(Task instructions) Please reproduce the entries below exactly, omitting any images they contain.
--- Records Enclosed Below ---
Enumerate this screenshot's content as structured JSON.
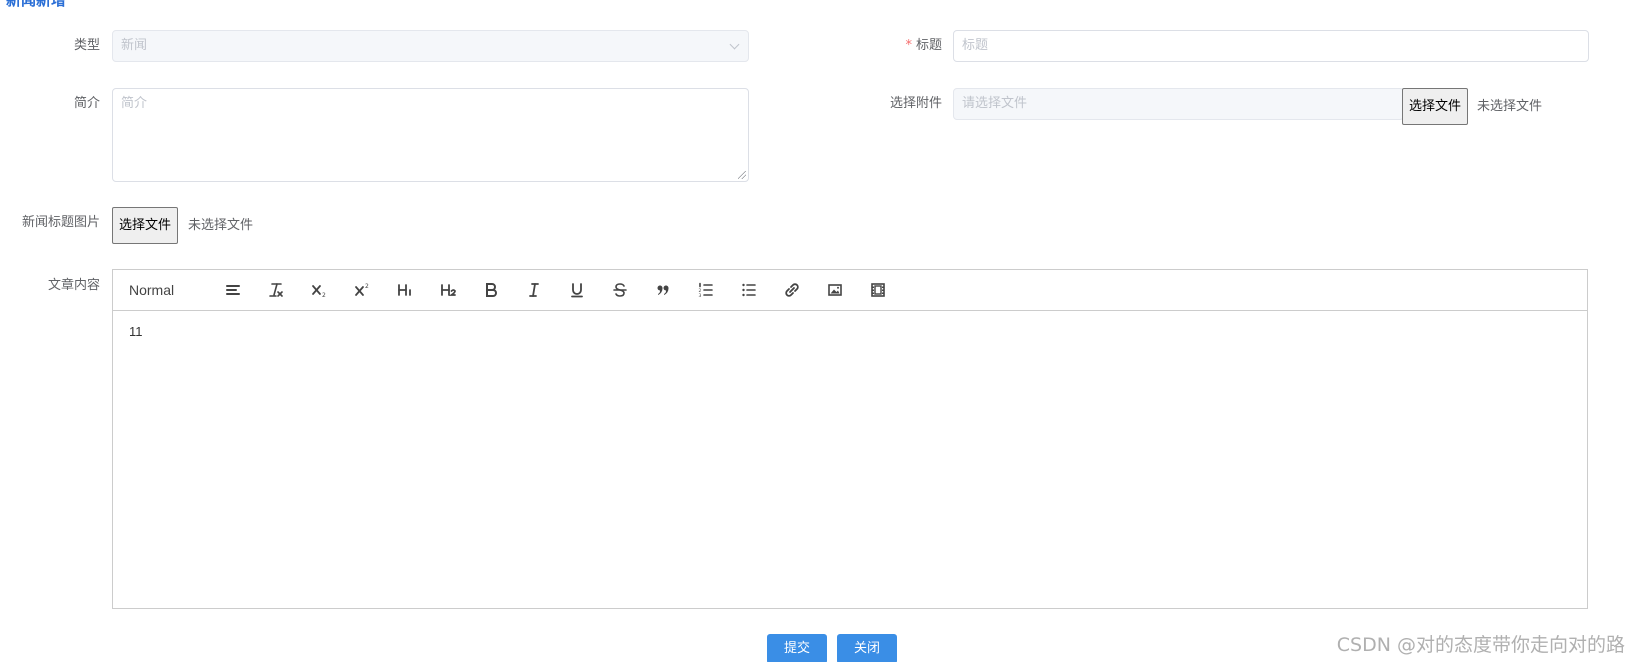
{
  "page": {
    "heading": "新闻新增"
  },
  "form": {
    "type": {
      "label": "类型",
      "value": "新闻"
    },
    "title": {
      "label": "标题",
      "required_mark": "*",
      "placeholder": "标题"
    },
    "summary": {
      "label": "简介",
      "placeholder": "简介"
    },
    "attachment": {
      "label": "选择附件",
      "placeholder": "请选择文件",
      "button_label": "选择文件",
      "status": "未选择文件"
    },
    "cover_image": {
      "label": "新闻标题图片",
      "button_label": "选择文件",
      "status": "未选择文件"
    },
    "article": {
      "label": "文章内容",
      "toolbar": {
        "header_select": "Normal",
        "icons": [
          "align-icon",
          "clear-format-icon",
          "subscript-icon",
          "superscript-icon",
          "header-1-icon",
          "header-2-icon",
          "bold-icon",
          "italic-icon",
          "underline-icon",
          "strikethrough-icon",
          "blockquote-icon",
          "ordered-list-icon",
          "bullet-list-icon",
          "link-icon",
          "image-icon",
          "video-icon"
        ]
      },
      "content": "11"
    }
  },
  "actions": {
    "submit": "提交",
    "close": "关闭"
  },
  "watermark": "CSDN @对的态度带你走向对的路",
  "colors": {
    "primary": "#3a8ee6",
    "heading": "#2b6fd6",
    "required": "#f56c6c"
  }
}
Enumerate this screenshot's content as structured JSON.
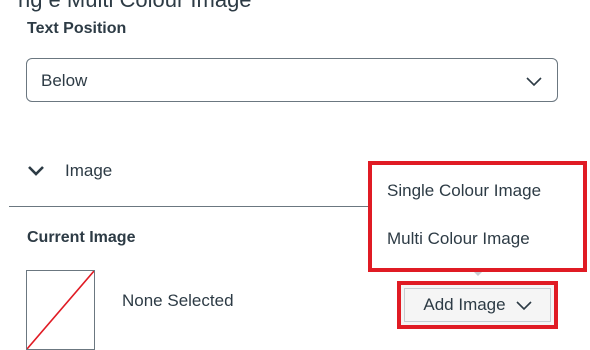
{
  "top_fragment": "rig e Multi Colour Image",
  "text_position": {
    "label": "Text Position",
    "selected_value": "Below"
  },
  "image_section": {
    "toggle_label": "Image"
  },
  "current_image": {
    "label": "Current Image",
    "status": "None Selected"
  },
  "add_image_button": {
    "label": "Add Image"
  },
  "add_image_menu": {
    "items": [
      "Single Colour Image",
      "Multi Colour Image"
    ]
  },
  "colors": {
    "highlight": "#e01b24",
    "text": "#2d3b45",
    "border": "#6b7780",
    "button_bg": "#f5f5f5"
  },
  "icons": [
    "chevron-down-icon",
    "chevron-down-icon",
    "no-image-placeholder"
  ]
}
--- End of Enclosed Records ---
(Response box)
Enumerate this screenshot's content as structured JSON.
{
  "page": {
    "heading": "新闻新增"
  },
  "form": {
    "type": {
      "label": "类型",
      "value": "新闻"
    },
    "title": {
      "label": "标题",
      "required_mark": "*",
      "placeholder": "标题"
    },
    "summary": {
      "label": "简介",
      "placeholder": "简介"
    },
    "attachment": {
      "label": "选择附件",
      "placeholder": "请选择文件",
      "button_label": "选择文件",
      "status": "未选择文件"
    },
    "cover_image": {
      "label": "新闻标题图片",
      "button_label": "选择文件",
      "status": "未选择文件"
    },
    "article": {
      "label": "文章内容",
      "toolbar": {
        "header_select": "Normal",
        "icons": [
          "align-icon",
          "clear-format-icon",
          "subscript-icon",
          "superscript-icon",
          "header-1-icon",
          "header-2-icon",
          "bold-icon",
          "italic-icon",
          "underline-icon",
          "strikethrough-icon",
          "blockquote-icon",
          "ordered-list-icon",
          "bullet-list-icon",
          "link-icon",
          "image-icon",
          "video-icon"
        ]
      },
      "content": "11"
    }
  },
  "actions": {
    "submit": "提交",
    "close": "关闭"
  },
  "watermark": "CSDN @对的态度带你走向对的路",
  "colors": {
    "primary": "#3a8ee6",
    "heading": "#2b6fd6",
    "required": "#f56c6c"
  }
}
Enumerate this screenshot's content as structured JSON.
{
  "top_fragment": "rig e Multi Colour Image",
  "text_position": {
    "label": "Text Position",
    "selected_value": "Below"
  },
  "image_section": {
    "toggle_label": "Image"
  },
  "current_image": {
    "label": "Current Image",
    "status": "None Selected"
  },
  "add_image_button": {
    "label": "Add Image"
  },
  "add_image_menu": {
    "items": [
      "Single Colour Image",
      "Multi Colour Image"
    ]
  },
  "colors": {
    "highlight": "#e01b24",
    "text": "#2d3b45",
    "border": "#6b7780",
    "button_bg": "#f5f5f5"
  },
  "icons": [
    "chevron-down-icon",
    "chevron-down-icon",
    "no-image-placeholder"
  ]
}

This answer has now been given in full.